If your battery dies and leaves you stranded, a pair of jumper cables or a jump starter stored in the back is a lifesaver. Jump starters are often favored over jumper wires because there’s no need to flag down another motorist to assist jump-start your automobile and your vehicle can be able when you jump it. Just make sure you turn off all accessories that draw power from the battery before jump start, including radio, heater blowers, mobile phone chargers, and lights.
Engine Oil and Coolant
Maintain your engine’s oil level. Your owner’s manual offers advice on properly assessing your vehicle’s oil level when to include oil, how much to include, and the suggested SAE thickness that’s perfect for your engine during cold weather. Maintain your engine coolant working with the maintenance program and coolant brand suggested in your car’s manual. Coolant protects your motor against freezing and overheating.
Roadside Assistance and Trip Interruption Insurance
Add 24-hour roadside assistance to your own insurance coverage. The price for roadside assistance is surprisingly low and covers you when you Run out of gas, require a jump, have a level, lock yourself out of your car or truck, or want your vehicle towed. Ask your broker about trip interruption insurance to Cover meals, lodging, and transport and what, if any, restrictions apply.
Incorporating technology into your set of winter driving tips can significantly enhance your safety on the roads. Consider subscribing to text message alert systems for the regions you frequently travel through. These alerts can provide timely updates on road conditions, helping you avoid dangerous situations such as slippery patches, accidents, and road closures. Should adverse weather render the highways impassable, these alerts can also assist you in identifying alternative routes or locating accommodation in unfamiliar areas.
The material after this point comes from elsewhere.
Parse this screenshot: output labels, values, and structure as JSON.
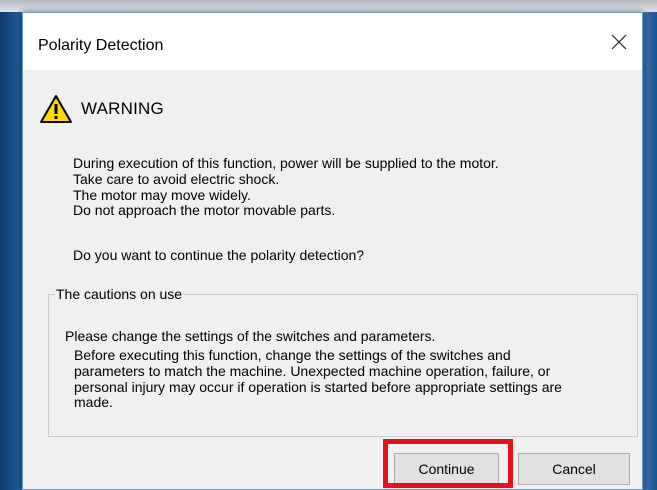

Gasoline and Cell Phones
Keep your gas tank filled and your cell phone charged. If you are stranded in a snowstorm, your vehicle’s engine will offer a heat source just until your gasoline runs out. A charged mobile phone provides a source of communication helping you to get emergency services, such as 24-hour roadside assistance, tow trucks, or authorities, and keeps you updated on road and weather conditions.
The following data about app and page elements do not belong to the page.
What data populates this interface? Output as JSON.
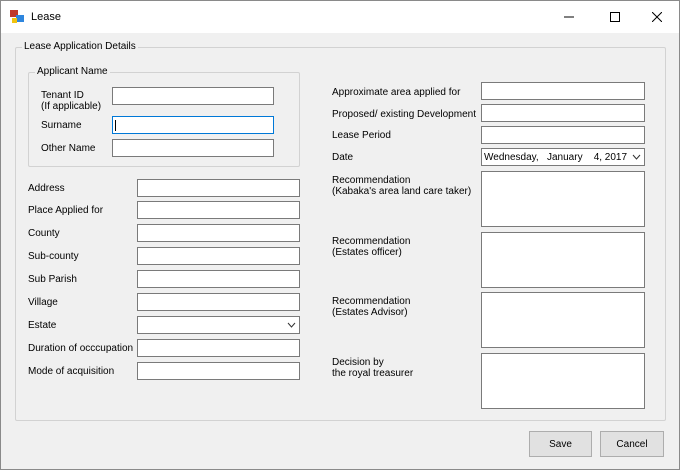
{
  "window": {
    "title": "Lease"
  },
  "details_group": {
    "legend": "Lease Application Details"
  },
  "applicant_group": {
    "legend": "Applicant Name",
    "tenant_id_label_line1": "Tenant ID",
    "tenant_id_label_line2": "(If applicable)",
    "surname_label": "Surname",
    "other_name_label": "Other Name"
  },
  "left_fields": {
    "address": "Address",
    "place_applied_for": "Place Applied for",
    "county": "County",
    "sub_county": "Sub-county",
    "sub_parish": "Sub Parish",
    "village": "Village",
    "estate": "Estate",
    "duration": "Duration of occcupation",
    "mode": "Mode of acquisition"
  },
  "right_fields": {
    "approx_area": "Approximate area applied for",
    "development": "Proposed/ existing Development",
    "lease_period": "Lease Period",
    "date_label": "Date",
    "date_value": "Wednesday,   January    4, 2017",
    "rec_kabaka_line1": "Recommendation",
    "rec_kabaka_line2": "(Kabaka's area land care taker)",
    "rec_estates_officer_line1": "Recommendation",
    "rec_estates_officer_line2": "(Estates officer)",
    "rec_estates_advisor_line1": "Recommendation",
    "rec_estates_advisor_line2": "(Estates Advisor)",
    "decision_line1": "Decision by",
    "decision_line2": "the royal treasurer"
  },
  "buttons": {
    "save": "Save",
    "cancel": "Cancel"
  },
  "icons": {
    "app": "app-window-icon",
    "minimize": "minimize-icon",
    "maximize": "maximize-icon",
    "close": "close-icon",
    "dropdown": "chevron-down-icon"
  }
}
One of the most vital winter driving tips involves having a well-equipped emergency kit in your vehicle. You can purchase a pre-made winter emergency supply kit, or for a more personalized touch, you can assemble one yourself. Essential items to include are any necessary prescription medications, an ample supply of drinking water, and a selection of warm clothing. Remember to pack gloves, hats, scarves, and boots to protect against the harsh winter elements as you navigate the snowy roads this season.
The maintenance of your vehicle is not merely a matter of personal convenience or cost-saving, but a significant contributor to the safety of all road users. Adhering to a routine of regular safety checks and upkeep, either personally or through a trusted service shop, is a key aspect of our winter driving tips. By sharing these principles of winter vehicle safety and maintenance with your friends and family, we can collectively work towards reducing the frequency of life-threatening incidents on our nation’s highways, particularly during the challenging winter months.